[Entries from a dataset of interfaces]
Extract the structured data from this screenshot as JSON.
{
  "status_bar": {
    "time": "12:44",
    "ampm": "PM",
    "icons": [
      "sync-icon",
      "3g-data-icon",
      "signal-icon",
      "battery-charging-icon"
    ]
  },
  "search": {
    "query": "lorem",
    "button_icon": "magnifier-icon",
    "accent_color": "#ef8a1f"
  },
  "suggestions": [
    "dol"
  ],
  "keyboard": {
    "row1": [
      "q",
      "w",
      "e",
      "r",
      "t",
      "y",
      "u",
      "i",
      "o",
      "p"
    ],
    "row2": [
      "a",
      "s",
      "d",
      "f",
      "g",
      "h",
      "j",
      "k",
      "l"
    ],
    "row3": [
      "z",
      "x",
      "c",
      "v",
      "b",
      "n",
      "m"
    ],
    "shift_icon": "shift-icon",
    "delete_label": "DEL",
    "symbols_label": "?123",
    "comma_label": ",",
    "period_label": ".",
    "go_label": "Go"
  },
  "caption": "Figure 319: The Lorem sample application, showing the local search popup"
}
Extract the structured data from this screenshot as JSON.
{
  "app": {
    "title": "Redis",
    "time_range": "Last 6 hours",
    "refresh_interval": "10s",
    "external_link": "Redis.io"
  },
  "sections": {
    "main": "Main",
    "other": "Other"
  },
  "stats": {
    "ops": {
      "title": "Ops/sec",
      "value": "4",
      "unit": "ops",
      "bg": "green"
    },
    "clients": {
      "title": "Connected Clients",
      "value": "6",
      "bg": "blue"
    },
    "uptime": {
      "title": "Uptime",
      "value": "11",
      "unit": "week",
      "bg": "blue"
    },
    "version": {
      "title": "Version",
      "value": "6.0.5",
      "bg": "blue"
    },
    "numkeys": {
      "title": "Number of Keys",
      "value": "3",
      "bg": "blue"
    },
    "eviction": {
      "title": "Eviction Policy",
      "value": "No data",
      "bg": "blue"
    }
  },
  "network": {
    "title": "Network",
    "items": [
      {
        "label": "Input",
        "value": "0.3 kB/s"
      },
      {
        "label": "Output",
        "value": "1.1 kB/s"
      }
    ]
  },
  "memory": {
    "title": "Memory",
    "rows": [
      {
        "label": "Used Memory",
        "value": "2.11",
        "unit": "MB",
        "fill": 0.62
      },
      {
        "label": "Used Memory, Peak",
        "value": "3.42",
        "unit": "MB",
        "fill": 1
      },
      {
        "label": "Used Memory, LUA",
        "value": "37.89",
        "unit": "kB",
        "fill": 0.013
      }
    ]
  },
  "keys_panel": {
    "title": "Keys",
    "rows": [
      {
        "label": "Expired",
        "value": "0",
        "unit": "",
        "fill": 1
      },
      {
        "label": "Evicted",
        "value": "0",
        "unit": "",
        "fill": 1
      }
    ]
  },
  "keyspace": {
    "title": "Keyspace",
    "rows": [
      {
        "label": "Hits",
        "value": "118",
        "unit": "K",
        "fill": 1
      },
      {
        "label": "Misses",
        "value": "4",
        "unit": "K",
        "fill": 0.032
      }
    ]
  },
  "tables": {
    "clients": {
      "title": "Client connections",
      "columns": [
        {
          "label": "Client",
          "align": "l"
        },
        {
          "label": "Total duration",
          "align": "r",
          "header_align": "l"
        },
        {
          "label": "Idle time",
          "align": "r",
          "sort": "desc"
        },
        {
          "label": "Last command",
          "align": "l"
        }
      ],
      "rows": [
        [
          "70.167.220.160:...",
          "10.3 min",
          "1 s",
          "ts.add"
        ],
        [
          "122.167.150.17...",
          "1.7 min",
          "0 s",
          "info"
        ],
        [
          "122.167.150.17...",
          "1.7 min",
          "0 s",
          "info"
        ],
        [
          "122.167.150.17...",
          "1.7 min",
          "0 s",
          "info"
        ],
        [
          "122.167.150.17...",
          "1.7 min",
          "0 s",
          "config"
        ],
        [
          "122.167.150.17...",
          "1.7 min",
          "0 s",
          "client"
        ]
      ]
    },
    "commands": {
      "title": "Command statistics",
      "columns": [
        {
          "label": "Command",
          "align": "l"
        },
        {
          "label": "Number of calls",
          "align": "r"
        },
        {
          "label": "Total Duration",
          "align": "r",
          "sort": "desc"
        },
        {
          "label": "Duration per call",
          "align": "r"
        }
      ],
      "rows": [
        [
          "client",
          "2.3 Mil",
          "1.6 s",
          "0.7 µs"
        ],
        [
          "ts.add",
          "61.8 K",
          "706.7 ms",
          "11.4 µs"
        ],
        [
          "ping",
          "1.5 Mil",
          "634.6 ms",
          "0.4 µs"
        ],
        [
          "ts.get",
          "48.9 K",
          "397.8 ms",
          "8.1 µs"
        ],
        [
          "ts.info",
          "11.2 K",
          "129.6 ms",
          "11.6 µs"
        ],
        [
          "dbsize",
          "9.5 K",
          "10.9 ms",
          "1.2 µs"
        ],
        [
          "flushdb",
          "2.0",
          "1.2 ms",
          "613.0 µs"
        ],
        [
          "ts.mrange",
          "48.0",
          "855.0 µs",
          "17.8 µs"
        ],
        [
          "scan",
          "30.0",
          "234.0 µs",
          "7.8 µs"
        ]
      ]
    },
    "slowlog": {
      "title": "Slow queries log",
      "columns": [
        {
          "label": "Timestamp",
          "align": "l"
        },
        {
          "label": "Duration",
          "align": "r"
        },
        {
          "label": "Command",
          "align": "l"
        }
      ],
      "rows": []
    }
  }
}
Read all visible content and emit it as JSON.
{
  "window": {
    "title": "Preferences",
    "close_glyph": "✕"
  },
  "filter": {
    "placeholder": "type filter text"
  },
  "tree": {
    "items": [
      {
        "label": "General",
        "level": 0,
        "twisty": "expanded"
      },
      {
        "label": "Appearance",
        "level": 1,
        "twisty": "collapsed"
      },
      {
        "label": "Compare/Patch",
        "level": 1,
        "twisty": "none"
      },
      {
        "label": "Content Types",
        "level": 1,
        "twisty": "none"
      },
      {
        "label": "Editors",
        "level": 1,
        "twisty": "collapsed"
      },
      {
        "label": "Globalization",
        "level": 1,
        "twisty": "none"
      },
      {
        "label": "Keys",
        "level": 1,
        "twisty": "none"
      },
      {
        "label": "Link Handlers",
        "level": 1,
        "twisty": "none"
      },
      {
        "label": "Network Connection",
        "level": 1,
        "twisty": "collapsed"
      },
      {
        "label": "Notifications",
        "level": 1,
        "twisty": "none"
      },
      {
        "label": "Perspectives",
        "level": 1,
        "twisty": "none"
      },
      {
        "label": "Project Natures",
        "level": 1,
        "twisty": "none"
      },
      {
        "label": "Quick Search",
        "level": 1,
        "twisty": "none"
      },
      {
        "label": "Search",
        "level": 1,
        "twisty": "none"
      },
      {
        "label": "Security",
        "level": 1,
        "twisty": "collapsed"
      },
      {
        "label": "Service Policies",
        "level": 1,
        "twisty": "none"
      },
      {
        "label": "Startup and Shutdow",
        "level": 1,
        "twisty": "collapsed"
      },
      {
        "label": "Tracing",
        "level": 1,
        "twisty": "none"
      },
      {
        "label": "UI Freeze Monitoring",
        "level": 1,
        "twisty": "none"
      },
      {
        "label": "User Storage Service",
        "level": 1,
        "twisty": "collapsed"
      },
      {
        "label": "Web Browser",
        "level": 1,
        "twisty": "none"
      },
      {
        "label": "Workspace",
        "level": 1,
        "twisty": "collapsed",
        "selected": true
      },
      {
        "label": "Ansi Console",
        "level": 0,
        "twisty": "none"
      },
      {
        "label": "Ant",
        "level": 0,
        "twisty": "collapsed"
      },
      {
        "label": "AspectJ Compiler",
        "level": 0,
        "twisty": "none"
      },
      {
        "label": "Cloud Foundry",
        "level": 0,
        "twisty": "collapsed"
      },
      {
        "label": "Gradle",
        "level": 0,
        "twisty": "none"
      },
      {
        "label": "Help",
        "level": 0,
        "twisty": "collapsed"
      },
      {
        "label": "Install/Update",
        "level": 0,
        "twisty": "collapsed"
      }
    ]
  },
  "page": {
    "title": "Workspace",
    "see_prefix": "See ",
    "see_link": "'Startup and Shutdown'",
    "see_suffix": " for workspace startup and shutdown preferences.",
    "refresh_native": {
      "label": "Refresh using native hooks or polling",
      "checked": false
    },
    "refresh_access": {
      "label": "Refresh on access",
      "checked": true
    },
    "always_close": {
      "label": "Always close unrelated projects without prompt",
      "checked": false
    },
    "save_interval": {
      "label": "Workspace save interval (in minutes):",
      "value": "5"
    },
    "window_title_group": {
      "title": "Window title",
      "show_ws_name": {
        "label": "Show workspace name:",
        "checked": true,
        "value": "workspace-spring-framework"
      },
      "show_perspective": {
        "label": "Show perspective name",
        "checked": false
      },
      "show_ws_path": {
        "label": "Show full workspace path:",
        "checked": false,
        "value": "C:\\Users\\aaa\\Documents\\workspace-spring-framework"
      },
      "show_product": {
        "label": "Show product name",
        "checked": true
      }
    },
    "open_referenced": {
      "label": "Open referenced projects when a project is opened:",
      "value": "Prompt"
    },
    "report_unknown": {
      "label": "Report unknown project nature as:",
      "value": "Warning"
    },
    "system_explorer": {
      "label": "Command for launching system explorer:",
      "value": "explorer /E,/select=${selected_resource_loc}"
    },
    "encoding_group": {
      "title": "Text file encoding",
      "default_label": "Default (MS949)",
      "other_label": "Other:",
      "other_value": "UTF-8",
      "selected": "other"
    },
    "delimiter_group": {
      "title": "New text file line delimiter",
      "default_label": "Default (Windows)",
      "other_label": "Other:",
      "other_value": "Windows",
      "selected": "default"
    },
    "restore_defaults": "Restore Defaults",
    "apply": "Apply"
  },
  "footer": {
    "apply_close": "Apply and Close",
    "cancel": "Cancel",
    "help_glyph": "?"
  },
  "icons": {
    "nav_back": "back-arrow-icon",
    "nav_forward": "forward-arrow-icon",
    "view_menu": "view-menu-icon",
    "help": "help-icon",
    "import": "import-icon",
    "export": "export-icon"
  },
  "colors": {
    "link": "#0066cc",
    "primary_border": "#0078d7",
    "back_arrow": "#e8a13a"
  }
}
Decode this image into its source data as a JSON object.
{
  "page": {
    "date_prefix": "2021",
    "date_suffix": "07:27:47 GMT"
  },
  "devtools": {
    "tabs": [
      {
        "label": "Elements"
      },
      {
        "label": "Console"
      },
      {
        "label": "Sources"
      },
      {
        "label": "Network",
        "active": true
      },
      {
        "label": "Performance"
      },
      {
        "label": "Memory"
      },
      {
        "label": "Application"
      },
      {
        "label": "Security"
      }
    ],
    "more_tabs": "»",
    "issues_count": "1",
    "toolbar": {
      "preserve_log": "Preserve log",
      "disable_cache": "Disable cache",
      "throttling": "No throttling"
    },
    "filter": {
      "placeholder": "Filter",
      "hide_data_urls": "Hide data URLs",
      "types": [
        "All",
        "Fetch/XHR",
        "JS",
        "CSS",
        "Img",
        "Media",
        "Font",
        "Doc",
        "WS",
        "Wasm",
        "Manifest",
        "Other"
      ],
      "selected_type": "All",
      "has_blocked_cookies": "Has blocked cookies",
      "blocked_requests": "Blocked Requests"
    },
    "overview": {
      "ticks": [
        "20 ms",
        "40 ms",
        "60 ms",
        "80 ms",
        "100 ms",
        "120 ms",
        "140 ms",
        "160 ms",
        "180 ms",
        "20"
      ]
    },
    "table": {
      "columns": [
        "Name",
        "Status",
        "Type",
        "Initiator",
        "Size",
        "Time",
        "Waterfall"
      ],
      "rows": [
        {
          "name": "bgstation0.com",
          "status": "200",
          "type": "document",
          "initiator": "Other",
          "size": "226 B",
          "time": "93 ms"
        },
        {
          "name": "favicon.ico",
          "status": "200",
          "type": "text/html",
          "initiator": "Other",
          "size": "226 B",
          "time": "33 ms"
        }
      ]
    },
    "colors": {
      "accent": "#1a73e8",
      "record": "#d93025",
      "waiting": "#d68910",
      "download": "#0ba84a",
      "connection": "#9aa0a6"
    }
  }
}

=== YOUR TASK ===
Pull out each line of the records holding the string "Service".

=== OUTPUT OF THE EXERCISE ===
        "label": "Service Policies",
        "label": "User Storage Service",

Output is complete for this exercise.